## Task requirements
Type out every entry again, character for character.

## Source data
------

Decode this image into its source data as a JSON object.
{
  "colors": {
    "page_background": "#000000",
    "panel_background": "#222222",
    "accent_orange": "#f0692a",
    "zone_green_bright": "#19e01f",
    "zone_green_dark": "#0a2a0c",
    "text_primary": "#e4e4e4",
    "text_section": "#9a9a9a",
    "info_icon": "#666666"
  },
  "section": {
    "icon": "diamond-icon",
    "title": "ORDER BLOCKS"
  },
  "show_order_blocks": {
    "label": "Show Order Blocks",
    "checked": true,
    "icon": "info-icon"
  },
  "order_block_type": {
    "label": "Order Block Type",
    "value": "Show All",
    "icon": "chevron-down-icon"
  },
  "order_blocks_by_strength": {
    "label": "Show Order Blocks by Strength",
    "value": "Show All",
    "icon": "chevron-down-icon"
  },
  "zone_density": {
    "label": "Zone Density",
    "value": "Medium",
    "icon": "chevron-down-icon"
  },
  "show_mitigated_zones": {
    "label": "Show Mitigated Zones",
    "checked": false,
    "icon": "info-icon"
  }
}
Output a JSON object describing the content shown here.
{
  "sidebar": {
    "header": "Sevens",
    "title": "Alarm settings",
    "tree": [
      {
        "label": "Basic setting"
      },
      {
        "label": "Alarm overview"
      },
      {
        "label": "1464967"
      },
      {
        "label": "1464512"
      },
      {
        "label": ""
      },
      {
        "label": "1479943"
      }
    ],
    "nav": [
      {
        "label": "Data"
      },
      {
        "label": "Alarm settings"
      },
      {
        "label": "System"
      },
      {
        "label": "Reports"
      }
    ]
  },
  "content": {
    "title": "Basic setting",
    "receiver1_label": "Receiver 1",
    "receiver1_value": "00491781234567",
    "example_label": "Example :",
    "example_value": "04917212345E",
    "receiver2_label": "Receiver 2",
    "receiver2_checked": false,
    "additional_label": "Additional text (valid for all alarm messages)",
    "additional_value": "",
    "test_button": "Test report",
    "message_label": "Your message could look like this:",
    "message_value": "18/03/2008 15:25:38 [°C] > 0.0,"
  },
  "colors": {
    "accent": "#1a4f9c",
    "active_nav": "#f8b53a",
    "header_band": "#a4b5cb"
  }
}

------

## Reply to the exercise
Decode this image into its source data as a JSON object.
{
  "colors": {
    "page_background": "#000000",
    "panel_background": "#222222",
    "accent_orange": "#f0692a",
    "zone_green_bright": "#19e01f",
    "zone_green_dark": "#0a2a0c",
    "text_primary": "#e4e4e4",
    "text_section": "#9a9a9a",
    "info_icon": "#666666"
  },
  "section": {
    "icon": "diamond-icon",
    "title": "ORDER BLOCKS"
  },
  "show_order_blocks": {
    "label": "Show Order Blocks",
    "checked": true,
    "icon": "info-icon"
  },
  "order_block_type": {
    "label": "Order Block Type",
    "value": "Show All",
    "icon": "chevron-down-icon"
  },
  "order_blocks_by_strength": {
    "label": "Show Order Blocks by Strength",
    "value": "Show All",
    "icon": "chevron-down-icon"
  },
  "zone_density": {
    "label": "Zone Density",
    "value": "Medium",
    "icon": "chevron-down-icon"
  },
  "show_mitigated_zones": {
    "label": "Show Mitigated Zones",
    "checked": false,
    "icon": "info-icon"
  }
}
Output a JSON object describing the content shown here.
{
  "sidebar": {
    "header": "Sevens",
    "title": "Alarm settings",
    "tree": [
      {
        "label": "Basic setting"
      },
      {
        "label": "Alarm overview"
      },
      {
        "label": "1464967"
      },
      {
        "label": "1464512"
      },
      {
        "label": ""
      },
      {
        "label": "1479943"
      }
    ],
    "nav": [
      {
        "label": "Data"
      },
      {
        "label": "Alarm settings"
      },
      {
        "label": "System"
      },
      {
        "label": "Reports"
      }
    ]
  },
  "content": {
    "title": "Basic setting",
    "receiver1_label": "Receiver 1",
    "receiver1_value": "00491781234567",
    "example_label": "Example :",
    "example_value": "04917212345E",
    "receiver2_label": "Receiver 2",
    "receiver2_checked": false,
    "additional_label": "Additional text (valid for all alarm messages)",
    "additional_value": "",
    "test_button": "Test report",
    "message_label": "Your message could look like this:",
    "message_value": "18/03/2008 15:25:38 [°C] > 0.0,"
  },
  "colors": {
    "accent": "#1a4f9c",
    "active_nav": "#f8b53a",
    "header_band": "#a4b5cb"
  }
}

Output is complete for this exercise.